Helix

[′hē‚liks]
(invertebrate zoology)
A genus of pulmonate land mollusks including many of the edible snails; individuals have a coiled shell with a low conical spire.

helix

helix, 1: H
1. Any spiral, particularly a small volute or twist under the abacus of the Corinthian capital.
2. The volute of an Ionic capital.

Helix

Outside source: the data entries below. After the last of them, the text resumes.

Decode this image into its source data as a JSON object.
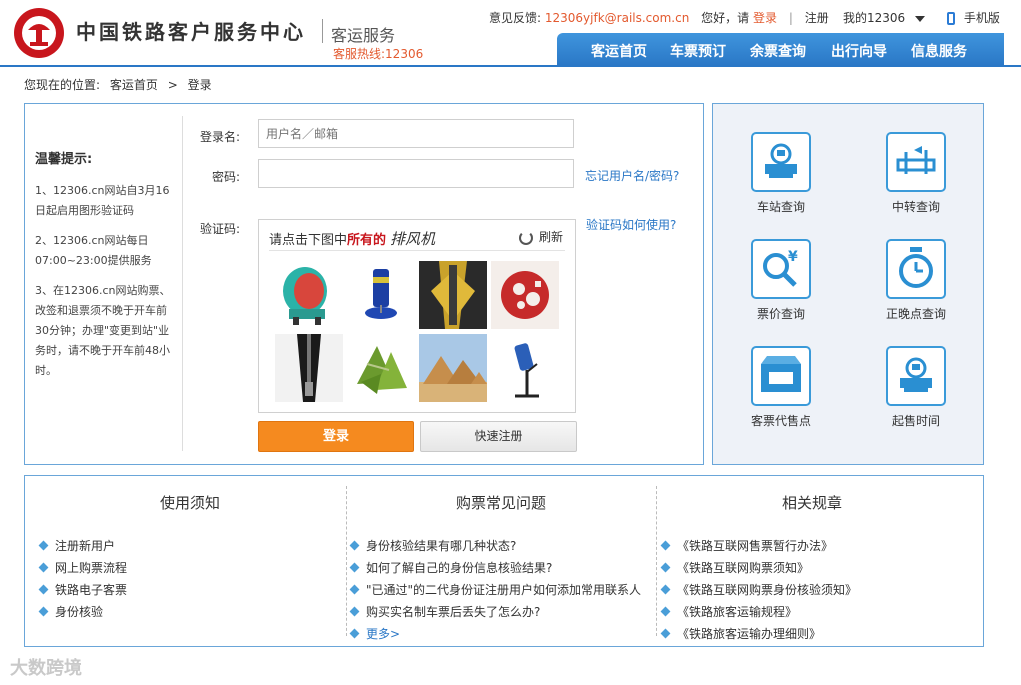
{
  "header": {
    "site_name": "中国铁路客户服务中心",
    "sub_title": "客运服务",
    "hotline": "客服热线:12306",
    "feedback_label": "意见反馈:",
    "feedback_email": "12306yjfk@rails.com.cn",
    "greeting": "您好，请",
    "login_link": "登录",
    "separator": "|",
    "register_link": "注册",
    "my_account": "我的12306",
    "mobile": "手机版"
  },
  "nav": {
    "items": [
      "客运首页",
      "车票预订",
      "余票查询",
      "出行向导",
      "信息服务"
    ]
  },
  "breadcrumb": {
    "prefix": "您现在的位置:",
    "home": "客运首页",
    "arrow": ">",
    "current": "登录"
  },
  "tips": {
    "title": "温馨提示:",
    "items": [
      "1、12306.cn网站自3月16日起启用图形验证码",
      "2、12306.cn网站每日07:00~23:00提供服务",
      "3、在12306.cn网站购票、改签和退票须不晚于开车前30分钟；办理\"变更到站\"业务时，请不晚于开车前48小时。"
    ]
  },
  "form": {
    "username_label": "登录名:",
    "username_placeholder": "用户名／邮箱",
    "password_label": "密码:",
    "forgot_link": "忘记用户名/密码?",
    "captcha_label": "验证码:",
    "captcha_help_link": "验证码如何使用?",
    "captcha_prompt_pre": "请点击下图中",
    "captcha_prompt_key": "所有的",
    "captcha_prompt_word": "排风机",
    "refresh_label": "刷新",
    "login_button": "登录",
    "register_button": "快速注册"
  },
  "captcha_images": [
    "exhaust-fan",
    "blue-cylinder-fan",
    "zipper-gold",
    "red-paper-cut",
    "black-zipper",
    "rice-dumplings",
    "pyramids",
    "lamp-fan"
  ],
  "services": [
    {
      "label": "车站查询",
      "icon": "station-icon"
    },
    {
      "label": "中转查询",
      "icon": "transfer-icon"
    },
    {
      "label": "票价查询",
      "icon": "price-search-icon"
    },
    {
      "label": "正晚点查询",
      "icon": "clock-icon"
    },
    {
      "label": "客票代售点",
      "icon": "ticket-agency-icon"
    },
    {
      "label": "起售时间",
      "icon": "sale-time-icon"
    }
  ],
  "info": {
    "col1": {
      "title": "使用须知",
      "items": [
        "注册新用户",
        "网上购票流程",
        "铁路电子客票",
        "身份核验"
      ]
    },
    "col2": {
      "title": "购票常见问题",
      "items": [
        "身份核验结果有哪几种状态?",
        "如何了解自己的身份信息核验结果?",
        "\"已通过\"的二代身份证注册用户如何添加常用联系人",
        "购买实名制车票后丢失了怎么办?"
      ],
      "more": "更多>"
    },
    "col3": {
      "title": "相关规章",
      "items": [
        "《铁路互联网售票暂行办法》",
        "《铁路互联网购票须知》",
        "《铁路互联网购票身份核验须知》",
        "《铁路旅客运输规程》",
        "《铁路旅客运输办理细则》"
      ]
    }
  },
  "watermark": "大数跨境",
  "colors": {
    "brand_red": "#c8161d",
    "nav_blue": "#2a77c6",
    "orange": "#f58a1f",
    "link_orange": "#e35a2f"
  }
}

A hardware description language from Silvar-Lisco.
References in periodicals archive ?
Although no significant correlation was found in a 5% protein concentration, a transformation from [beta]-sheet to both a-helix and [beta]-turn occurred in SPI heat treated for 30 min and 60 min, leading to an increased surface hydrophobicity, suggesting that the transformation to ordered structure elements (such as [alpha]-helix and [beta]-sheet structures) may be an important factor influencing the surface hydrophobicity.
Lee, "Changes in the amide I FT-IR bands of poly-L-lysine on spray-drying from a-helix, [beta]-sheet or random coil conformations," European Journal of Pharmaceutics and Biopharmaceutics, vol.
A single residue in its natural state cannot be alone folded into a-helix or [beta]-sheet.
These structural changes were expected from the structural differences between residues R and Q compared to H, and also because the residue 168 is almost totally buried in the hydrophobic core of the a-helix 5, with only its tip exposed to the solvent.
In agreement with a report showing that a-helix 1 is cleaved off during the insertion process (Aronson et al., 1999).